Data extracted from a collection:
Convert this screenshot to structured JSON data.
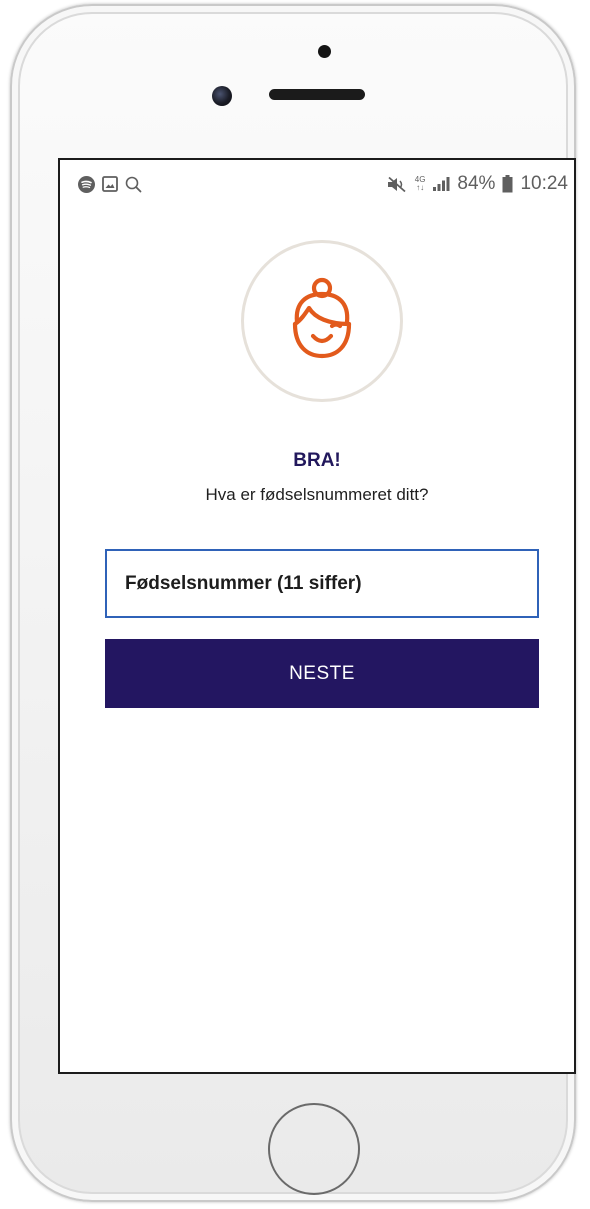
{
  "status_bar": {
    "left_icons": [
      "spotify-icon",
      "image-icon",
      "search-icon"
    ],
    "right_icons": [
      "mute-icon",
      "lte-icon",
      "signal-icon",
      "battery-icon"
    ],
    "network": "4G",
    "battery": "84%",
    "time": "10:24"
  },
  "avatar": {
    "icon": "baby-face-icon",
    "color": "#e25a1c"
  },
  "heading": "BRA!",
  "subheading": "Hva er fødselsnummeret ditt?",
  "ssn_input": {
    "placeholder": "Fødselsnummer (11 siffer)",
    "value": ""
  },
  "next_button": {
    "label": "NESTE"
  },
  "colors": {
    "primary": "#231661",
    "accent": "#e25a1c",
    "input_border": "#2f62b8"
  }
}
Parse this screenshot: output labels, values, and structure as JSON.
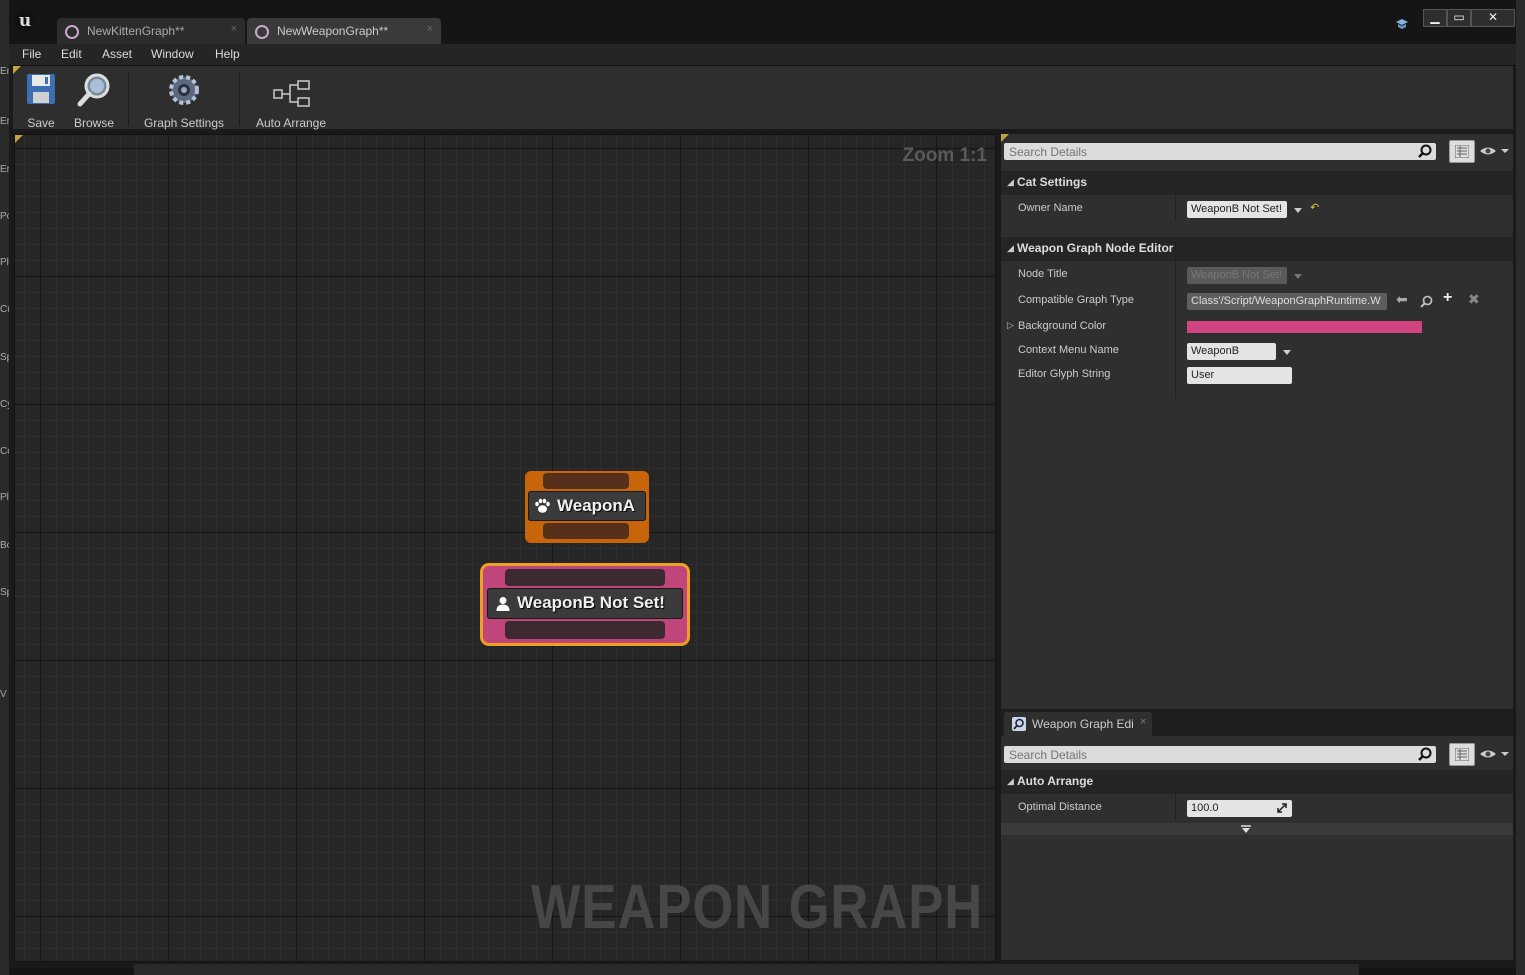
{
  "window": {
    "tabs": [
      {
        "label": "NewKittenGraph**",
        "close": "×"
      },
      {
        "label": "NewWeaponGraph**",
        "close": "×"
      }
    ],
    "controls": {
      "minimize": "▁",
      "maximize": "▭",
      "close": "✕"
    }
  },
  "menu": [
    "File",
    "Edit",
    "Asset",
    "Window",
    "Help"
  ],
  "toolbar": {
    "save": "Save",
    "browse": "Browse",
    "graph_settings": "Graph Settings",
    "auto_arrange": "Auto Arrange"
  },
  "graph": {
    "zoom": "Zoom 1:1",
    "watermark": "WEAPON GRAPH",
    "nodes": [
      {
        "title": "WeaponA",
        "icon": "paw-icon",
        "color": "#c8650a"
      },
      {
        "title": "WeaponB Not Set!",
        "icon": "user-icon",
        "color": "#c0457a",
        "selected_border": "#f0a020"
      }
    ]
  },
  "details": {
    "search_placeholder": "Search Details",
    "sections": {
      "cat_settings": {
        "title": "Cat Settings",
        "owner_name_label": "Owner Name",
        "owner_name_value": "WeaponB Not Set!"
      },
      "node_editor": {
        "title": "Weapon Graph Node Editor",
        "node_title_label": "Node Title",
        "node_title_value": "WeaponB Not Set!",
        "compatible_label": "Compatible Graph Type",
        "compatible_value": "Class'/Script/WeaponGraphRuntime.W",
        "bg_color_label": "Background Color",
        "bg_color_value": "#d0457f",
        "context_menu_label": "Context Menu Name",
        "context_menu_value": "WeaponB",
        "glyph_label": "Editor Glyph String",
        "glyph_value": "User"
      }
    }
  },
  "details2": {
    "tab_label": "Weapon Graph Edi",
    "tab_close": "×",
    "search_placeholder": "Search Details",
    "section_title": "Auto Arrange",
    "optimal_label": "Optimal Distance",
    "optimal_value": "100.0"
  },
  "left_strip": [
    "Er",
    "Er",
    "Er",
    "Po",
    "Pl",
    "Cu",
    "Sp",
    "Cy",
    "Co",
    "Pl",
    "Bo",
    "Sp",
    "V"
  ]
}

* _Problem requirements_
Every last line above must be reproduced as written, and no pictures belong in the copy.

* _Answer to this task_
Convert this screenshot to structured JSON data.
{
  "status_bar": {
    "left_icons": [
      "spotify-icon",
      "image-icon",
      "search-icon"
    ],
    "right_icons": [
      "mute-icon",
      "lte-icon",
      "signal-icon",
      "battery-icon"
    ],
    "network": "4G",
    "battery": "84%",
    "time": "10:24"
  },
  "avatar": {
    "icon": "baby-face-icon",
    "color": "#e25a1c"
  },
  "heading": "BRA!",
  "subheading": "Hva er fødselsnummeret ditt?",
  "ssn_input": {
    "placeholder": "Fødselsnummer (11 siffer)",
    "value": ""
  },
  "next_button": {
    "label": "NESTE"
  },
  "colors": {
    "primary": "#231661",
    "accent": "#e25a1c",
    "input_border": "#2f62b8"
  }
}
Parse this screenshot: output labels, values, and structure as JSON.
{
  "window": {
    "tabs": [
      {
        "label": "NewKittenGraph**",
        "close": "×"
      },
      {
        "label": "NewWeaponGraph**",
        "close": "×"
      }
    ],
    "controls": {
      "minimize": "▁",
      "maximize": "▭",
      "close": "✕"
    }
  },
  "menu": [
    "File",
    "Edit",
    "Asset",
    "Window",
    "Help"
  ],
  "toolbar": {
    "save": "Save",
    "browse": "Browse",
    "graph_settings": "Graph Settings",
    "auto_arrange": "Auto Arrange"
  },
  "graph": {
    "zoom": "Zoom 1:1",
    "watermark": "WEAPON GRAPH",
    "nodes": [
      {
        "title": "WeaponA",
        "icon": "paw-icon",
        "color": "#c8650a"
      },
      {
        "title": "WeaponB Not Set!",
        "icon": "user-icon",
        "color": "#c0457a",
        "selected_border": "#f0a020"
      }
    ]
  },
  "details": {
    "search_placeholder": "Search Details",
    "sections": {
      "cat_settings": {
        "title": "Cat Settings",
        "owner_name_label": "Owner Name",
        "owner_name_value": "WeaponB Not Set!"
      },
      "node_editor": {
        "title": "Weapon Graph Node Editor",
        "node_title_label": "Node Title",
        "node_title_value": "WeaponB Not Set!",
        "compatible_label": "Compatible Graph Type",
        "compatible_value": "Class'/Script/WeaponGraphRuntime.W",
        "bg_color_label": "Background Color",
        "bg_color_value": "#d0457f",
        "context_menu_label": "Context Menu Name",
        "context_menu_value": "WeaponB",
        "glyph_label": "Editor Glyph String",
        "glyph_value": "User"
      }
    }
  },
  "details2": {
    "tab_label": "Weapon Graph Edi",
    "tab_close": "×",
    "search_placeholder": "Search Details",
    "section_title": "Auto Arrange",
    "optimal_label": "Optimal Distance",
    "optimal_value": "100.0"
  },
  "left_strip": [
    "Er",
    "Er",
    "Er",
    "Po",
    "Pl",
    "Cu",
    "Sp",
    "Cy",
    "Co",
    "Pl",
    "Bo",
    "Sp",
    "V"
  ]
}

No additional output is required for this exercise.